(DATA begins)

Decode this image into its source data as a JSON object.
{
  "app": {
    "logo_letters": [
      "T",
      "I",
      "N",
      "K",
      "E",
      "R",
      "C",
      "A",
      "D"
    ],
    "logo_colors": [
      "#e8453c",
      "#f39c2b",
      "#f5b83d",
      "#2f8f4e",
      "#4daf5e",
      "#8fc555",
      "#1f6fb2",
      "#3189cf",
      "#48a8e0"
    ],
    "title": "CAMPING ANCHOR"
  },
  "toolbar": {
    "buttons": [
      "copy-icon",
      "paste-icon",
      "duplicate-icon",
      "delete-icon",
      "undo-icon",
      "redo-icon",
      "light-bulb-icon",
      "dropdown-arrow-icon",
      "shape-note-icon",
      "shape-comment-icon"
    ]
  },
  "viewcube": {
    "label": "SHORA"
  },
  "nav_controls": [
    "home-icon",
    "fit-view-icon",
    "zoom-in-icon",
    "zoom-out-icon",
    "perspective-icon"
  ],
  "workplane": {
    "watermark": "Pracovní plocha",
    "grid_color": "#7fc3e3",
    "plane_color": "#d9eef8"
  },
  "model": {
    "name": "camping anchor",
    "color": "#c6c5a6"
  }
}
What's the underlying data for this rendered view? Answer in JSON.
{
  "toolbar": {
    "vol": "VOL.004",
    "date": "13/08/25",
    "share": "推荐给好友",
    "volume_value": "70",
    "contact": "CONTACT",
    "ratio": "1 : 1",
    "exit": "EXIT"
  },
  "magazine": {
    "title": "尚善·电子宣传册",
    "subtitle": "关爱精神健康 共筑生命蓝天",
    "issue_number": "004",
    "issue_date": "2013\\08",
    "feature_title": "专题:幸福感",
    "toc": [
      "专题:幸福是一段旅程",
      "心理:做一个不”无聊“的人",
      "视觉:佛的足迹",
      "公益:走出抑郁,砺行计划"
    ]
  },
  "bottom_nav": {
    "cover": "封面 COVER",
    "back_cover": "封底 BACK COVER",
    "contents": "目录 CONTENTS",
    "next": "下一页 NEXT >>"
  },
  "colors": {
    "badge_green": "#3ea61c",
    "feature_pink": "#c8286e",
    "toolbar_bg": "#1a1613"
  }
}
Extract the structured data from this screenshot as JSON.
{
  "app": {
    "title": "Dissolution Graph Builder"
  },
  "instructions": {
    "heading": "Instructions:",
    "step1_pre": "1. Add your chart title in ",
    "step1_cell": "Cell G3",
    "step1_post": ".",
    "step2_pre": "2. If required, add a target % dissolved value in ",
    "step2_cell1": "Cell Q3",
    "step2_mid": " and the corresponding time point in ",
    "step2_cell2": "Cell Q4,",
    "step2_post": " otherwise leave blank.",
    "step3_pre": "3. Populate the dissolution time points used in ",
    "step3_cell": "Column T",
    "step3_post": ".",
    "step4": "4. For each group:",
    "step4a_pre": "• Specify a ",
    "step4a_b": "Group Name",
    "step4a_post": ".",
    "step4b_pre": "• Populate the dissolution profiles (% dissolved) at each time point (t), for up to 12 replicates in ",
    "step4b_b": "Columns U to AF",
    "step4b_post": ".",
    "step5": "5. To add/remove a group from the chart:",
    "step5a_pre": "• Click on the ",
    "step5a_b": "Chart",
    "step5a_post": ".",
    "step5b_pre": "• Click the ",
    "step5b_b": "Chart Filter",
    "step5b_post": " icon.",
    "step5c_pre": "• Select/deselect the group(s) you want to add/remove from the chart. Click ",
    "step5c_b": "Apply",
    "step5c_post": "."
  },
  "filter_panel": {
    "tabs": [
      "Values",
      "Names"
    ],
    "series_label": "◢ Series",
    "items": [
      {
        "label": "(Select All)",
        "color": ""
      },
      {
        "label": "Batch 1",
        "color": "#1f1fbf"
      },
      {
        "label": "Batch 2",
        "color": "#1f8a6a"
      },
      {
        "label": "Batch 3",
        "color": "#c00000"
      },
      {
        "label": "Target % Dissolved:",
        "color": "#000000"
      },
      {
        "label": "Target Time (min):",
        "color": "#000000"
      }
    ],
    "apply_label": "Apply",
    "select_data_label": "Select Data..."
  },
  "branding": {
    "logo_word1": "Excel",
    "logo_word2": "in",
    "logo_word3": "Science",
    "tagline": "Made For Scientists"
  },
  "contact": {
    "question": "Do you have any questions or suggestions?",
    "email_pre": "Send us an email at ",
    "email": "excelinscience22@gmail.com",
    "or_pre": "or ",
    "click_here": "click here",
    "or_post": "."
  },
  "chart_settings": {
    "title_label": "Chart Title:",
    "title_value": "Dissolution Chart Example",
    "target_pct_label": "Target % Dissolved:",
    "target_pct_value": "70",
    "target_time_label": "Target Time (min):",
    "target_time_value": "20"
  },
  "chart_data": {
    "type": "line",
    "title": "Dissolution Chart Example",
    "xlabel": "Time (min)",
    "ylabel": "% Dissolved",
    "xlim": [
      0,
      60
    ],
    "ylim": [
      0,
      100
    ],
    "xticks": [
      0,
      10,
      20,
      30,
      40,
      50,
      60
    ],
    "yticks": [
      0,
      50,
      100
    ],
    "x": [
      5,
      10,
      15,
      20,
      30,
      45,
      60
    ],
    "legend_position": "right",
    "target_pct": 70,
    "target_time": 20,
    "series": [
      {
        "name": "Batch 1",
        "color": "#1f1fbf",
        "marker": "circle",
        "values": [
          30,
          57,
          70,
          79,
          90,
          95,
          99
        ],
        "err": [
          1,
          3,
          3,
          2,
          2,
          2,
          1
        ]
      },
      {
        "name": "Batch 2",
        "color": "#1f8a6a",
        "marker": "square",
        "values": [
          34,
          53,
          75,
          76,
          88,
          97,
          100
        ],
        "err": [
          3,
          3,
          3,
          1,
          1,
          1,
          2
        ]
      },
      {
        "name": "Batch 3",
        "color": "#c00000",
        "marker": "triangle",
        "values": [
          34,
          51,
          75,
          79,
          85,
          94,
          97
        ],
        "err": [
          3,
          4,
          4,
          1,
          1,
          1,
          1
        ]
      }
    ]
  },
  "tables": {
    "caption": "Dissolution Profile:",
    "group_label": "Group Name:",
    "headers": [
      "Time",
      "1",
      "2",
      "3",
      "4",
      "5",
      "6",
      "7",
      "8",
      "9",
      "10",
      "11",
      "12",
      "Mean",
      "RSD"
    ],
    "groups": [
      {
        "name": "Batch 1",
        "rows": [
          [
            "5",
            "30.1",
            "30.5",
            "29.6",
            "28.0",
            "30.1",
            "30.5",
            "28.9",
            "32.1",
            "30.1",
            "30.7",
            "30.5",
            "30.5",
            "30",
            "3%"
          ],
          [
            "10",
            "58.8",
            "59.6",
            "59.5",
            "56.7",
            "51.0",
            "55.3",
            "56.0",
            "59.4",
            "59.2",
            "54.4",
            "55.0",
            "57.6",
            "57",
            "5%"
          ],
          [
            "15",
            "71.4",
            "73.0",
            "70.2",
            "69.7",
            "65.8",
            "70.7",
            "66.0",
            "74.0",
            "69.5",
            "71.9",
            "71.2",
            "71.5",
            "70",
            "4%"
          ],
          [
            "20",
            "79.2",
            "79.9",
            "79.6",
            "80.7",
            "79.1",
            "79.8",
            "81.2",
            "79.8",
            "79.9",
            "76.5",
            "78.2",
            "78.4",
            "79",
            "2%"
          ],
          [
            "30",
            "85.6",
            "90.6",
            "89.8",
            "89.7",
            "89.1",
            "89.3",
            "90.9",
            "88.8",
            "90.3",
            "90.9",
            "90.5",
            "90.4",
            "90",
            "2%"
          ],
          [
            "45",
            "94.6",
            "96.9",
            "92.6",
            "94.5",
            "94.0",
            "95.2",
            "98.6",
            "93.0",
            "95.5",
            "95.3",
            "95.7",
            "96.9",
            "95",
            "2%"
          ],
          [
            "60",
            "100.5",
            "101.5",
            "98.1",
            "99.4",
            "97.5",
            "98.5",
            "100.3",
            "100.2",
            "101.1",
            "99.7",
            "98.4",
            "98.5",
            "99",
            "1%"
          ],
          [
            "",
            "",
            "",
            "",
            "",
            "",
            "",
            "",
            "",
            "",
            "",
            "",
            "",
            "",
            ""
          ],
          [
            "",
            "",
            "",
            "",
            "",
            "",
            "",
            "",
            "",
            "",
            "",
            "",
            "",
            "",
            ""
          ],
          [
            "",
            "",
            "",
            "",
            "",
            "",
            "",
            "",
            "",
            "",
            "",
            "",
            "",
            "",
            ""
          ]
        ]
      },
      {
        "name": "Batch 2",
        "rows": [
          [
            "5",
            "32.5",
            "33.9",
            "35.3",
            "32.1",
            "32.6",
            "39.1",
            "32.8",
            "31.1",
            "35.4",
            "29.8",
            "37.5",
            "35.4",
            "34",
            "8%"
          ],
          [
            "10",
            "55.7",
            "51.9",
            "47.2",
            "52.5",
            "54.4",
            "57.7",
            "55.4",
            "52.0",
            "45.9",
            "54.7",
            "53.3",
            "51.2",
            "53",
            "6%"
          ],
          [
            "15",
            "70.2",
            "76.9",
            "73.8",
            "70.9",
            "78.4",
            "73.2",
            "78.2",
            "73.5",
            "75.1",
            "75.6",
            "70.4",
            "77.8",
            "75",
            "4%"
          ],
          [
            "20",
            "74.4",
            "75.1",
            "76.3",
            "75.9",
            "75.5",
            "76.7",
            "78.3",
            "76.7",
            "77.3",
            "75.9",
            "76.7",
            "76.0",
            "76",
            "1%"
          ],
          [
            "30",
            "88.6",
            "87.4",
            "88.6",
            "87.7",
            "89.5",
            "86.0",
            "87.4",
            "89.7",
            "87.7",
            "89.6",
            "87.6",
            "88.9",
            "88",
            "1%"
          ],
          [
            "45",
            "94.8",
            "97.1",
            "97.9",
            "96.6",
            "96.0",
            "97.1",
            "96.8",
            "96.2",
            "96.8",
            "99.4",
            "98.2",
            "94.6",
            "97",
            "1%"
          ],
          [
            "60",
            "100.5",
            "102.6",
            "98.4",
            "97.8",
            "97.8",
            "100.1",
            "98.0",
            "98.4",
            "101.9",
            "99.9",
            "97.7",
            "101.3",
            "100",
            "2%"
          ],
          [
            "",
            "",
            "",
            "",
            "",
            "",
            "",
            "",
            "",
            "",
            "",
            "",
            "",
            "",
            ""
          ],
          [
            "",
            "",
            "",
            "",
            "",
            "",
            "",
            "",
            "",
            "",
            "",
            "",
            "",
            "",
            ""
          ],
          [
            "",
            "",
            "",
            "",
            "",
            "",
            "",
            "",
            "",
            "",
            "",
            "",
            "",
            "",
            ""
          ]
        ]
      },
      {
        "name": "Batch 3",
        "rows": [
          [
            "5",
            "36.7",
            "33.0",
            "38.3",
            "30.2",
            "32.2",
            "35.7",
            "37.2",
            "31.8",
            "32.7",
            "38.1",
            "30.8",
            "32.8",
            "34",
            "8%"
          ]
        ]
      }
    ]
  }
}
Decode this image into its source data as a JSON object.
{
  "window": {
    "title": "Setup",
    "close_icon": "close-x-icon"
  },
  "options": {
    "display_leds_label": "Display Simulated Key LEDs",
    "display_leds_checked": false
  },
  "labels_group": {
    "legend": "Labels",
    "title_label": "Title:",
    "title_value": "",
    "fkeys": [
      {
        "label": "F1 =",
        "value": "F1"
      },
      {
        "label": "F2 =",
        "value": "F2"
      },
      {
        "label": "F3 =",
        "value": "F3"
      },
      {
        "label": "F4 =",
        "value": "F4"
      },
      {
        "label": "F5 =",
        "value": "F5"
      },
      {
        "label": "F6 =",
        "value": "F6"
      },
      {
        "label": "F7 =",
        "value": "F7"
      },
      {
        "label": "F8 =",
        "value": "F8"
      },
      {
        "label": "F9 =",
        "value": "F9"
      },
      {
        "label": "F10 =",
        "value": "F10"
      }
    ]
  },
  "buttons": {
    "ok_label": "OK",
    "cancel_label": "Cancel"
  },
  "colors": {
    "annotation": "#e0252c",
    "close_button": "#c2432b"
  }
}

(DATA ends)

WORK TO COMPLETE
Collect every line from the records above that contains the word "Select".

WRITTEN REPLY
    "step5c_pre": "• Select/deselect the group(s) you want to add/remove from the chart. Click ",
        "label": "(Select All)",
    "select_data_label": "Select Data..."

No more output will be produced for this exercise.